The provision of “official” GIFs also demonstrates that controlling what is provided and how it is accessed is a key concern for many media rights holders. This control extends to developing specific settings for GIF engagement. Content providers like Disney and Viacom have launched their own branded keyboards in addition to hosting their own GIF channels on Giphy. Smartphone apps like the RuPaul’s Drag Race Keyboard App offer GIFs (and custom emoji) specific to a particular show. Snaps, the developer of the Drag Race app, has also produced similar commercial keyboards for shows including Mr. Robot, Portlandia, and Broad City. According to Snaps executive Austin Bone, these keyboards are a way for media properties to “empower” their fans (…).
Such “empowerment” is a lucrative endeavor. On top of inserting branded content into private conversations—an arguable advertising success in its own right—a keyboard app provides brands with valuable metrics, including realtime tracking of how many conversations are happening using the app, what content is being used the most frequently within those conversations, and by whom. These keyboards help brands achieve the holy grail of branded advertising: a multi-layered commodification of affect on the most intimate level.

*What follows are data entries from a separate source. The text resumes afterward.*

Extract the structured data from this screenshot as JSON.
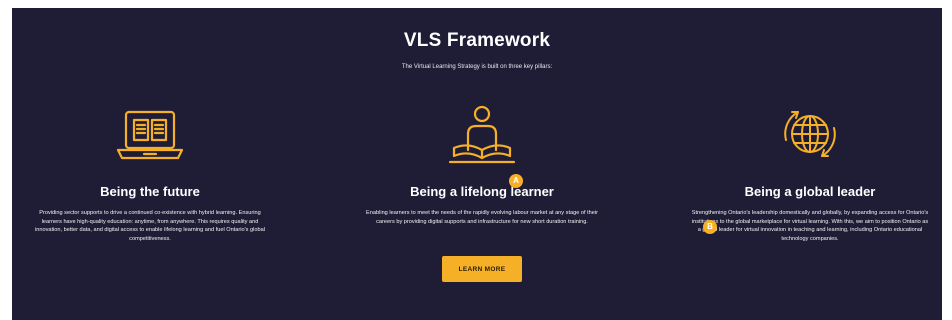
{
  "header": {
    "title": "VLS Framework",
    "subtitle": "The Virtual Learning Strategy is built on three key pillars:"
  },
  "pillars": [
    {
      "icon": "laptop-book-icon",
      "title": "Being the future",
      "description": "Providing sector supports to drive a continued co-existence with hybrid learning. Ensuring learners have high-quality education: anytime, from anywhere. This requires quality and innovation, better data, and digital access to enable lifelong learning and fuel Ontario's global competitiveness."
    },
    {
      "icon": "person-reading-icon",
      "title": "Being a lifelong learner",
      "description": "Enabling learners to meet the needs of the rapidly evolving labour market at any stage of their careers by providing digital supports and infrastructure for new short duration training."
    },
    {
      "icon": "globe-icon",
      "title": "Being a global leader",
      "description": "Strengthening Ontario's leadership domestically and globally, by expanding access for Ontario's institutions to the global marketplace for virtual learning. With this, we aim to position Ontario as a global leader for virtual innovation in teaching and learning, including Ontario educational technology companies."
    }
  ],
  "markers": {
    "a": "A",
    "b": "B"
  },
  "cta": {
    "label": "LEARN MORE"
  },
  "colors": {
    "background": "#1f1d36",
    "accent": "#f5b027",
    "text": "#ffffff"
  }
}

Miltner, K. M., & Highfield, T. (2017). Never Gonna GIF You Up: Analyzing the Cultural Significance of the Animated GIF. Social Media Society, 3(3), 1-11.